[PROBLEM REQUIREMENTS] Please restate each line of the material word for word and omit any pictures.

RECORDS PROVIDED Start Marker

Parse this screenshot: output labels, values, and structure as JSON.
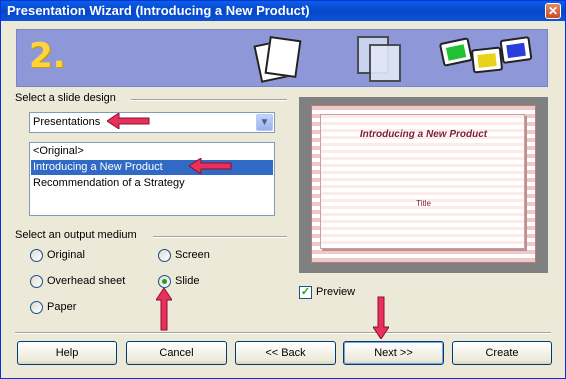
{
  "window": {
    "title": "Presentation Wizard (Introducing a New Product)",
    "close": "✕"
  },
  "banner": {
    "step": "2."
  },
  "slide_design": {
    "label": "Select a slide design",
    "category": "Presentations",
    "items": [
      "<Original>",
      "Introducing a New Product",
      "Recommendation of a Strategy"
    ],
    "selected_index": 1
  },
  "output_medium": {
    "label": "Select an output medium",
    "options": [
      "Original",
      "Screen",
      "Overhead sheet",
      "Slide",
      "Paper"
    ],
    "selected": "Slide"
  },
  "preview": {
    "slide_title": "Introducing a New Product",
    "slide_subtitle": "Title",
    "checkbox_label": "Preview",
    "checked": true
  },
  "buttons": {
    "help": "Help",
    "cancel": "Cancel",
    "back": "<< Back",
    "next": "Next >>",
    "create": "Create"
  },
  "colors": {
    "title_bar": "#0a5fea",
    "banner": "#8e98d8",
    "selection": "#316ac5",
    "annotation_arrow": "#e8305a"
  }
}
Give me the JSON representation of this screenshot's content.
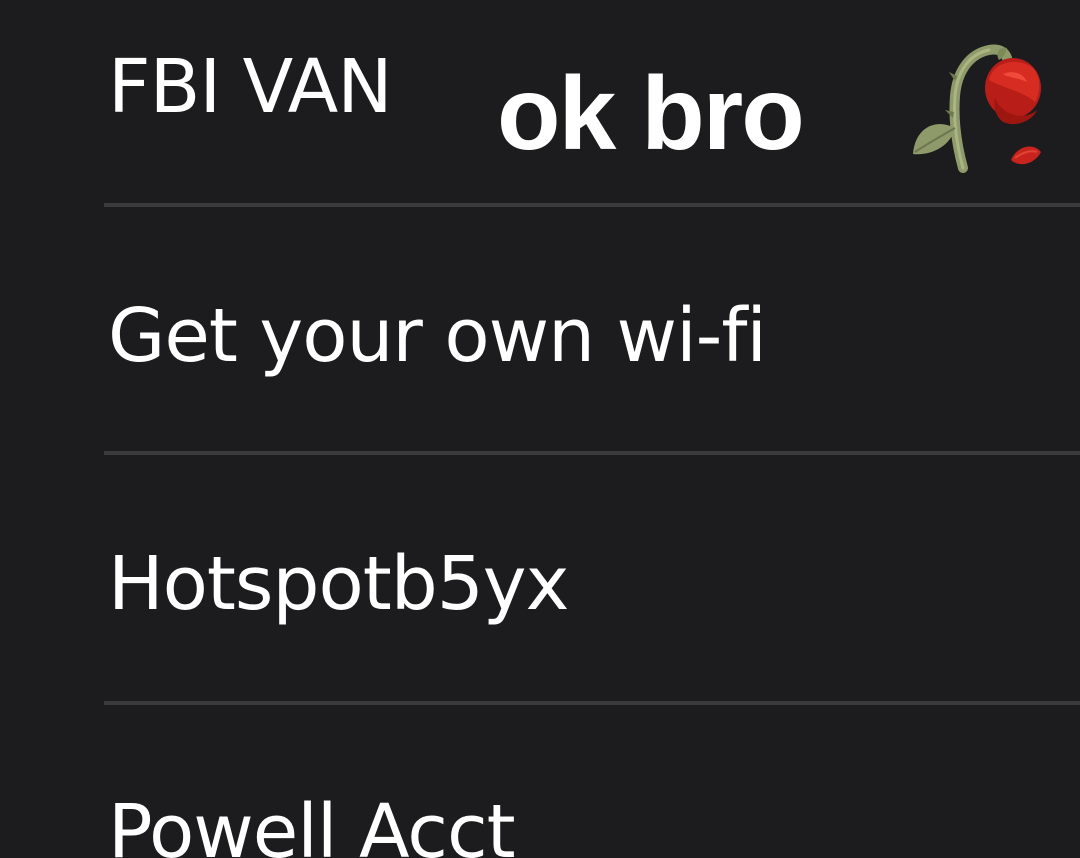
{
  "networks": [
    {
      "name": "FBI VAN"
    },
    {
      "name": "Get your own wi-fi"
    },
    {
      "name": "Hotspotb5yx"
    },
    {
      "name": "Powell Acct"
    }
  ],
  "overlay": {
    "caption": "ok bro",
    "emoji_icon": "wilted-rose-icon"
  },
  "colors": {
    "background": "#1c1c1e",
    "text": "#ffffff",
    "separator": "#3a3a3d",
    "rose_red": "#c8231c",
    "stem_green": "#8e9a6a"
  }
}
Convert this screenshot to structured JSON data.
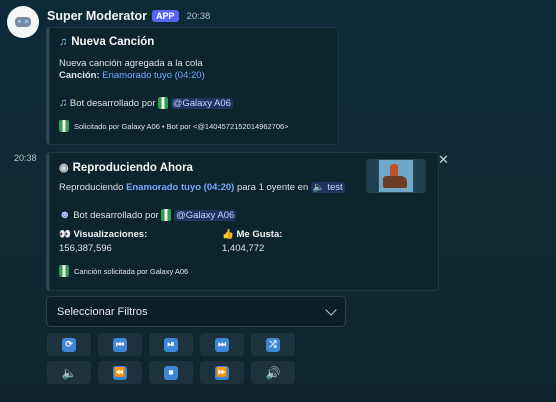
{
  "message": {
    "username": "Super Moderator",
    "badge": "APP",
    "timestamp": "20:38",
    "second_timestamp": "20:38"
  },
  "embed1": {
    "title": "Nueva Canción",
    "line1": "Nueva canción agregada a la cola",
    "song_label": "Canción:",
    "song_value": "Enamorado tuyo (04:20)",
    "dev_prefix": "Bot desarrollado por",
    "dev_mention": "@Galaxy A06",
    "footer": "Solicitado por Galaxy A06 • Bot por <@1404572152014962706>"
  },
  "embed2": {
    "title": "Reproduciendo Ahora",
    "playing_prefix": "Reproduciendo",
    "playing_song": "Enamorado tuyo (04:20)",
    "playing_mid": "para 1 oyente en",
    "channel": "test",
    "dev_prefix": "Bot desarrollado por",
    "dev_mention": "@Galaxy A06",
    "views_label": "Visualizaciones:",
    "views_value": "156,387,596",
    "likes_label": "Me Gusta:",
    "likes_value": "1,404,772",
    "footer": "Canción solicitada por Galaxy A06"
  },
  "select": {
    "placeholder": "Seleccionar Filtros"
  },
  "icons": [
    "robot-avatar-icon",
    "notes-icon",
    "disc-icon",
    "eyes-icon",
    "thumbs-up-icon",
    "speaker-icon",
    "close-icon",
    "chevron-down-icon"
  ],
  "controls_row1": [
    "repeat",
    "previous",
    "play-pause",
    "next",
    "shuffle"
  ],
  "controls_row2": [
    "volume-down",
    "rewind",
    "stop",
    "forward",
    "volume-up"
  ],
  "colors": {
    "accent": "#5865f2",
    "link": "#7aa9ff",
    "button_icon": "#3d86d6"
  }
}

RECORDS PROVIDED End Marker

[RESULT OF THIS TASK]
Parse this screenshot: output labels, values, and structure as JSON.
{
  "window": {
    "title": "Presentation Wizard (Introducing a New Product)",
    "close": "✕"
  },
  "banner": {
    "step": "2."
  },
  "slide_design": {
    "label": "Select a slide design",
    "category": "Presentations",
    "items": [
      "<Original>",
      "Introducing a New Product",
      "Recommendation of a Strategy"
    ],
    "selected_index": 1
  },
  "output_medium": {
    "label": "Select an output medium",
    "options": [
      "Original",
      "Screen",
      "Overhead sheet",
      "Slide",
      "Paper"
    ],
    "selected": "Slide"
  },
  "preview": {
    "slide_title": "Introducing a New Product",
    "slide_subtitle": "Title",
    "checkbox_label": "Preview",
    "checked": true
  },
  "buttons": {
    "help": "Help",
    "cancel": "Cancel",
    "back": "<< Back",
    "next": "Next >>",
    "create": "Create"
  },
  "colors": {
    "title_bar": "#0a5fea",
    "banner": "#8e98d8",
    "selection": "#316ac5",
    "annotation_arrow": "#e8305a"
  }
}
Give me the JSON representation of this screenshot's content.
{
  "networks": [
    {
      "name": "FBI VAN"
    },
    {
      "name": "Get your own wi-fi"
    },
    {
      "name": "Hotspotb5yx"
    },
    {
      "name": "Powell Acct"
    }
  ],
  "overlay": {
    "caption": "ok bro",
    "emoji_icon": "wilted-rose-icon"
  },
  "colors": {
    "background": "#1c1c1e",
    "text": "#ffffff",
    "separator": "#3a3a3d",
    "rose_red": "#c8231c",
    "stem_green": "#8e9a6a"
  }
}
Convert this screenshot to structured JSON data.
{
  "message": {
    "username": "Super Moderator",
    "badge": "APP",
    "timestamp": "20:38",
    "second_timestamp": "20:38"
  },
  "embed1": {
    "title": "Nueva Canción",
    "line1": "Nueva canción agregada a la cola",
    "song_label": "Canción:",
    "song_value": "Enamorado tuyo (04:20)",
    "dev_prefix": "Bot desarrollado por",
    "dev_mention": "@Galaxy A06",
    "footer": "Solicitado por Galaxy A06 • Bot por <@1404572152014962706>"
  },
  "embed2": {
    "title": "Reproduciendo Ahora",
    "playing_prefix": "Reproduciendo",
    "playing_song": "Enamorado tuyo (04:20)",
    "playing_mid": "para 1 oyente en",
    "channel": "test",
    "dev_prefix": "Bot desarrollado por",
    "dev_mention": "@Galaxy A06",
    "views_label": "Visualizaciones:",
    "views_value": "156,387,596",
    "likes_label": "Me Gusta:",
    "likes_value": "1,404,772",
    "footer": "Canción solicitada por Galaxy A06"
  },
  "select": {
    "placeholder": "Seleccionar Filtros"
  },
  "icons": [
    "robot-avatar-icon",
    "notes-icon",
    "disc-icon",
    "eyes-icon",
    "thumbs-up-icon",
    "speaker-icon",
    "close-icon",
    "chevron-down-icon"
  ],
  "controls_row1": [
    "repeat",
    "previous",
    "play-pause",
    "next",
    "shuffle"
  ],
  "controls_row2": [
    "volume-down",
    "rewind",
    "stop",
    "forward",
    "volume-up"
  ],
  "colors": {
    "accent": "#5865f2",
    "link": "#7aa9ff",
    "button_icon": "#3d86d6"
  }
}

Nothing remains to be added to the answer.